Understanding financial aid award letters can be confusing. So here’s a solution—keep these 4 tips in mind and you can avoid some confusion with financial aid award letters.
Here are some common questions students ask:
What is a “package”?
In the context of college financial aid some refer to their financial aid award as an award “package.”
So don’t be confused if you hear someone talking about “school packages” different schools—they’re talking about the amounts on their financial aid award letter.
How do I get it?
After you’re accepted to a college or university you’ll receive instructions about your financial aid account. The first thing you need to do is fill out the Free Application for Federal Student Aid (FAFSA). After you provide all information your school needs and they process their financial aid, you’ll receive your award letter (usually by email). You’ll have to repeat this process each year you receive financial aid.
Tip 1: Know what’s in financial aid award letter
The award letter has information on:
- Cost of Attendance (COA)
- Expected Family Contribution (EFC)
You may also see:
Scholarships and grants you don’t have to pay—free money.
Your work-study options are generally an on-campus job with pay.
Loans are financial aid you have to pay back with interest.
Tip 2: How long is the financial aid award letter valid?
- Many grants, scholarships, and loans are available for your entire college career, but you need to renew your application or reapply every academic year. You may be required to get a new award letter for summer terms or semesters.
- After you renew your Free Application For Federal Student Aid (FAFSA) and provide any additional information, your college’s financial aid office will send you a financial aid award letter for the next academic year.
Tip 3: Out-of-pocket amount you need to attend college
- Now that you have all the information on federal student aid, grants, scholarships, and loans are available to you, so what’s next? Time to use a calculator!
- Here’s a simple calculation you can do to estimate your out-of-pocket expenses.
- If the total remaining amount of funds is more than what you can afford, it may be worth looking into a job or a credible private student loan program.
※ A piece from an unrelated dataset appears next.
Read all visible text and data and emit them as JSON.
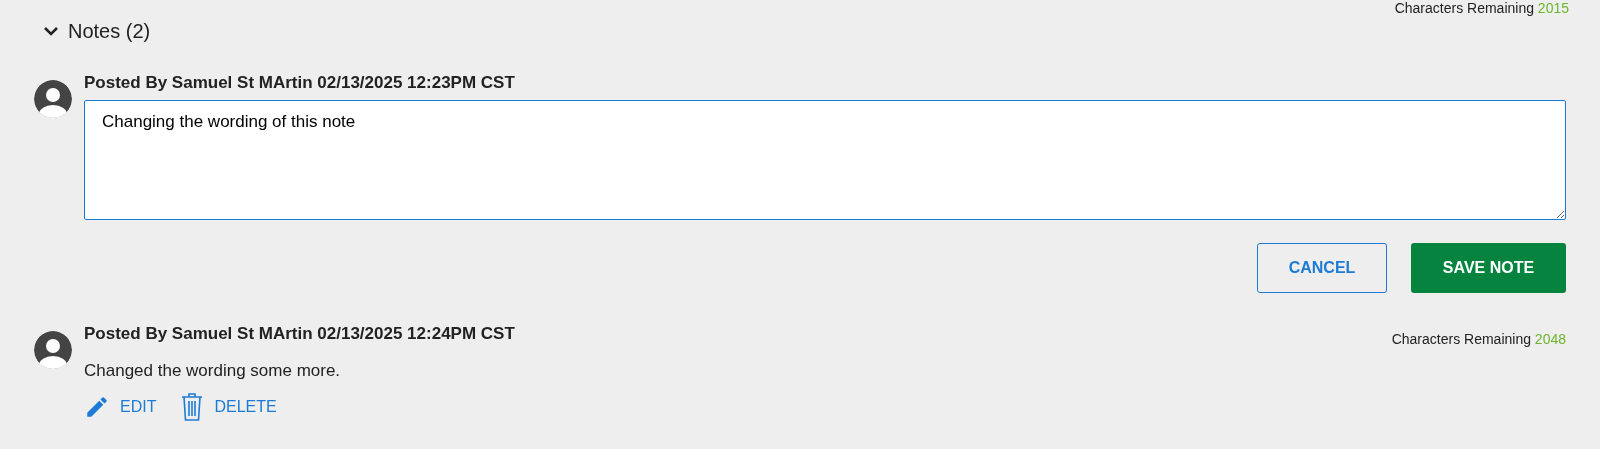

Tip 4: Accept your financial aid award
- If you have any concerns about your financial aid award, contact your school’s financial aid office.
- Make sure to accept your award letter.